Would you return the entries exactly, with every line intact?

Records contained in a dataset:
□ □ □ □ □
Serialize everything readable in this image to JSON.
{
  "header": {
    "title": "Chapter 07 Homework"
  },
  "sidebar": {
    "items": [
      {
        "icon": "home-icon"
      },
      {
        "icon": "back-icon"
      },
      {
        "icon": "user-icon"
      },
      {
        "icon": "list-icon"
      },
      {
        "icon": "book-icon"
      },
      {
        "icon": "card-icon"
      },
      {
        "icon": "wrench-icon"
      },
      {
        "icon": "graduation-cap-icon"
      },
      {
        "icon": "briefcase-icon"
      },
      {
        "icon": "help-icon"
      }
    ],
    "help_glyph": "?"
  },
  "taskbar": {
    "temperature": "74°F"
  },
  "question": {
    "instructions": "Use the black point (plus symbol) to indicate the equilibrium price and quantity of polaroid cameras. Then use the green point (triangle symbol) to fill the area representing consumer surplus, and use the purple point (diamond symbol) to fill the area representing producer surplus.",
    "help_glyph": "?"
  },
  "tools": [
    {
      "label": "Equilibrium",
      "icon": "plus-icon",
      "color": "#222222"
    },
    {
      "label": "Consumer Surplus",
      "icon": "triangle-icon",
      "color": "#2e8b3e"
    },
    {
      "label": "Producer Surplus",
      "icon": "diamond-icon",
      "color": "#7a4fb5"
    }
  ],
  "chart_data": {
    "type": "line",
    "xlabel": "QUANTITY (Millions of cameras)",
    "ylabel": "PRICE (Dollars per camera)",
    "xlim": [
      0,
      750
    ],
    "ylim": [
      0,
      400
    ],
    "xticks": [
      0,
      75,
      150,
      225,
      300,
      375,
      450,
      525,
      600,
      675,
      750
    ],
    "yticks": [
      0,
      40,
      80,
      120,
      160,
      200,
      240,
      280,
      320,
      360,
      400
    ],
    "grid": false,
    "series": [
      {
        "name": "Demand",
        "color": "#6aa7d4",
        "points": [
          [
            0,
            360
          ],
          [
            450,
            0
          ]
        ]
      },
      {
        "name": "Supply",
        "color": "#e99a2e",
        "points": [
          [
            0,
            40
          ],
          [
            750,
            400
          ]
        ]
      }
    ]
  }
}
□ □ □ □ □
* [ANSWER TO THE EXERCISE]:
Serialize everything readable in this image to JSON.
{
  "header": {
    "title": "Chapter 07 Homework"
  },
  "sidebar": {
    "items": [
      {
        "icon": "home-icon"
      },
      {
        "icon": "back-icon"
      },
      {
        "icon": "user-icon"
      },
      {
        "icon": "list-icon"
      },
      {
        "icon": "book-icon"
      },
      {
        "icon": "card-icon"
      },
      {
        "icon": "wrench-icon"
      },
      {
        "icon": "graduation-cap-icon"
      },
      {
        "icon": "briefcase-icon"
      },
      {
        "icon": "help-icon"
      }
    ],
    "help_glyph": "?"
  },
  "taskbar": {
    "temperature": "74°F"
  },
  "question": {
    "instructions": "Use the black point (plus symbol) to indicate the equilibrium price and quantity of polaroid cameras. Then use the green point (triangle symbol) to fill the area representing consumer surplus, and use the purple point (diamond symbol) to fill the area representing producer surplus.",
    "help_glyph": "?"
  },
  "tools": [
    {
      "label": "Equilibrium",
      "icon": "plus-icon",
      "color": "#222222"
    },
    {
      "label": "Consumer Surplus",
      "icon": "triangle-icon",
      "color": "#2e8b3e"
    },
    {
      "label": "Producer Surplus",
      "icon": "diamond-icon",
      "color": "#7a4fb5"
    }
  ],
  "chart_data": {
    "type": "line",
    "xlabel": "QUANTITY (Millions of cameras)",
    "ylabel": "PRICE (Dollars per camera)",
    "xlim": [
      0,
      750
    ],
    "ylim": [
      0,
      400
    ],
    "xticks": [
      0,
      75,
      150,
      225,
      300,
      375,
      450,
      525,
      600,
      675,
      750
    ],
    "yticks": [
      0,
      40,
      80,
      120,
      160,
      200,
      240,
      280,
      320,
      360,
      400
    ],
    "grid": false,
    "series": [
      {
        "name": "Demand",
        "color": "#6aa7d4",
        "points": [
          [
            0,
            360
          ],
          [
            450,
            0
          ]
        ]
      },
      {
        "name": "Supply",
        "color": "#e99a2e",
        "points": [
          [
            0,
            40
          ],
          [
            750,
            400
          ]
        ]
      }
    ]
  }
}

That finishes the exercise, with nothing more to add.